I can tell you how NOT to start it – with marketing goals. Wait, what?
I’ve seen many entrepreneurs, and even business coaches, start a marketing plan with marketing goals. Makes sense, right? But here’s the thing, your marketing goals should directly align with business goals, which means a strong marketing plan starts with business goals and stays aligned with them.
Too many entrepreneurs unwittingly think about business goals and marketing goals separately, but they should actually go hand-in-hand. Every time you set a marketing goal, it should line up with a business goal. This may seem obvious but here’s what I’ve seen time and again, in both small business and corporate marketing:
– A marketing team comes up with a great social media content campaign. It has nothing to do with the company’s business goals and everything to do with the “cool” factor of the campaign.
– A business owner spends all their launch money on a fancy website but is unclear who they’re trying to reach with the site and how the website is going to translate to business growth.
– An entrepreneur spends hours each week making content for Facebook, Pinterest and Instagram but sells a product that would translate best to audiences on YouTube and TikToc.
– A local small business spends more than their marketing budget on print advertising when free networking events would go much further in reaching their audience.
These are actual scenarios happening to companies and business owners all the time. It’s tempting to be drawn to the fun and flashy sides of marketing and make hasty decisions without sight of the bottom line.
True business-growth marketing decisions require discipline. A business marketing plan must be based on ultimate business growth goals.
What’s the difference between business goals and marketing goals?

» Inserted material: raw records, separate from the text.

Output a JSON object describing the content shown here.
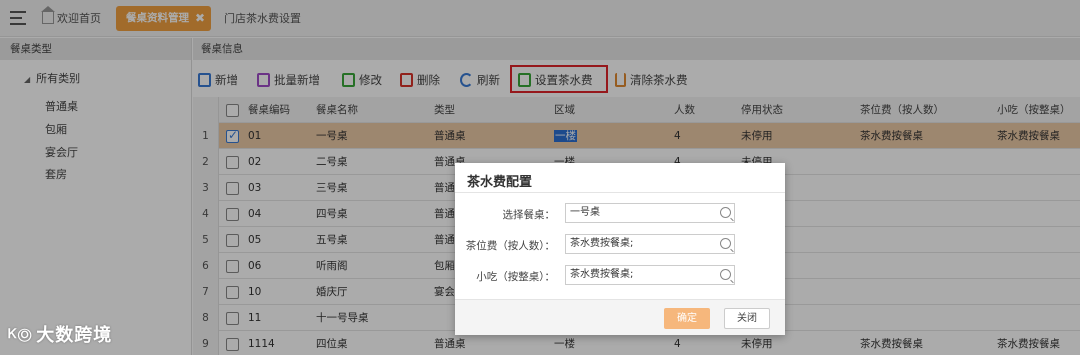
{
  "topbar": {
    "home_label": "欢迎首页",
    "active_tab_label": "餐桌资料管理",
    "active_tab_close": "✖",
    "other_tab_label": "门店茶水费设置"
  },
  "sidebar": {
    "header": "餐桌类型",
    "root_label": "所有类别",
    "items": [
      "普通桌",
      "包厢",
      "宴会厅",
      "套房"
    ]
  },
  "panel": {
    "header": "餐桌信息"
  },
  "toolbar": {
    "add": "新增",
    "batch_add": "批量新增",
    "edit": "修改",
    "delete": "删除",
    "refresh": "刷新",
    "set_tea_fee": "设置茶水费",
    "clear_tea_fee": "清除茶水费"
  },
  "grid": {
    "columns": [
      "餐桌编码",
      "餐桌名称",
      "类型",
      "区域",
      "人数",
      "停用状态",
      "茶位费（按人数）",
      "小吃（按整桌）"
    ],
    "rows": [
      {
        "num": "1",
        "checked": true,
        "code": "01",
        "name": "一号桌",
        "type": "普通桌",
        "area": "一楼",
        "people": "4",
        "status": "未停用",
        "tea": "茶水费按餐桌",
        "snack": "茶水费按餐桌"
      },
      {
        "num": "2",
        "checked": false,
        "code": "02",
        "name": "二号桌",
        "type": "普通桌",
        "area": "一楼",
        "people": "4",
        "status": "未停用",
        "tea": "",
        "snack": ""
      },
      {
        "num": "3",
        "checked": false,
        "code": "03",
        "name": "三号桌",
        "type": "普通",
        "area": "",
        "people": "",
        "status": "",
        "tea": "",
        "snack": ""
      },
      {
        "num": "4",
        "checked": false,
        "code": "04",
        "name": "四号桌",
        "type": "普通",
        "area": "",
        "people": "",
        "status": "",
        "tea": "",
        "snack": ""
      },
      {
        "num": "5",
        "checked": false,
        "code": "05",
        "name": "五号桌",
        "type": "普通",
        "area": "",
        "people": "",
        "status": "",
        "tea": "",
        "snack": ""
      },
      {
        "num": "6",
        "checked": false,
        "code": "06",
        "name": "听雨阁",
        "type": "包厢",
        "area": "",
        "people": "",
        "status": "",
        "tea": "",
        "snack": ""
      },
      {
        "num": "7",
        "checked": false,
        "code": "10",
        "name": "婚庆厅",
        "type": "宴会",
        "area": "",
        "people": "",
        "status": "",
        "tea": "",
        "snack": ""
      },
      {
        "num": "8",
        "checked": false,
        "code": "11",
        "name": "十一号导桌",
        "type": "",
        "area": "",
        "people": "",
        "status": "",
        "tea": "",
        "snack": ""
      },
      {
        "num": "9",
        "checked": false,
        "code": "1114",
        "name": "四位桌",
        "type": "普通桌",
        "area": "一楼",
        "people": "4",
        "status": "未停用",
        "tea": "茶水费按餐桌",
        "snack": "茶水费按餐桌"
      }
    ]
  },
  "dialog": {
    "title": "茶水费配置",
    "fields": [
      {
        "label": "选择餐桌：",
        "value": "一号桌"
      },
      {
        "label": "茶位费（按人数）：",
        "value": "茶水费按餐桌;"
      },
      {
        "label": "小吃（按整桌）：",
        "value": "茶水费按餐桌;"
      }
    ],
    "ok_label": "确定",
    "close_label": "关闭"
  },
  "watermark": "大数跨境",
  "colors": {
    "accent_orange": "#f0a040",
    "selected_row": "#ebc9a6",
    "highlight_red": "#e0252b",
    "ok_button": "#f6b77c"
  }
}
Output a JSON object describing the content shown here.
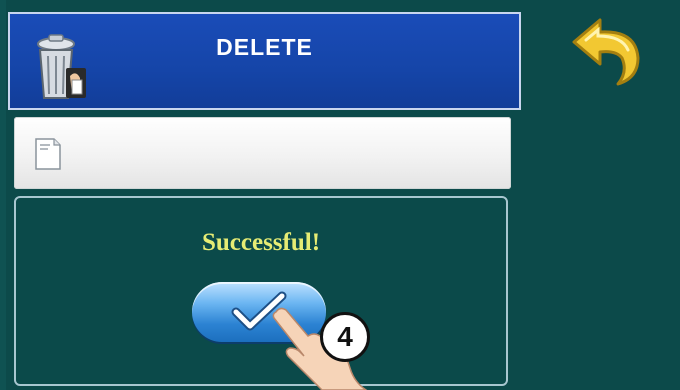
{
  "header": {
    "title": "DELETE",
    "icon": "trash-bin-icon"
  },
  "nav": {
    "back_icon": "back-arrow-icon"
  },
  "file_row": {
    "icon": "file-icon"
  },
  "dialog": {
    "message": "Successful!",
    "confirm_icon": "checkmark-icon"
  },
  "annotation": {
    "step_number": "4",
    "pointer_icon": "pointing-hand-icon"
  },
  "colors": {
    "background": "#0c4a4a",
    "header": "#1545a8",
    "message": "#e6ec74",
    "button": "#2c83d3",
    "back_arrow": "#f2c832"
  }
}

I’m glad you asked – because as you’re sitting down for a goal setting session, it’s easy to confuse business goals with marketing goals. Here are a few examples of the difference to help you keep the two clear.
Business goal examples
Increasing x amount of customers in the next year
Reaching $xxxx in sales in the next year
Launching a new product or service
Eliminating $xxx in overhead spending
Marketing goal examples
Driving xxx additional visitors to your website
Increasing audience engagement by xx% on a social platform
Building an email list to xxxx subscribers
Attending one local event each month
The best question to keep asking as you plan your marketing is this: If I achieve this marketing goal, will it help me achieve one of my business goals? If the answer is a clear yes! then you’ve got a winning marketing plan. If you’re not sure your marketing goals are going to drive your business goals, you may want to go back to the drawing board by investing in my Plan Your Marketing course. This course incorporates all the important factors of an effective marketing plan and can bring you significant clarity and confidence in your business marketing decisions.
In summary, make sure your marketing decisions translate to reaching business goals. I hate to see small business owners – especially ones on a tight budget – doing all kinds of marketing that aren’t the best combination or financial investment for growing their business.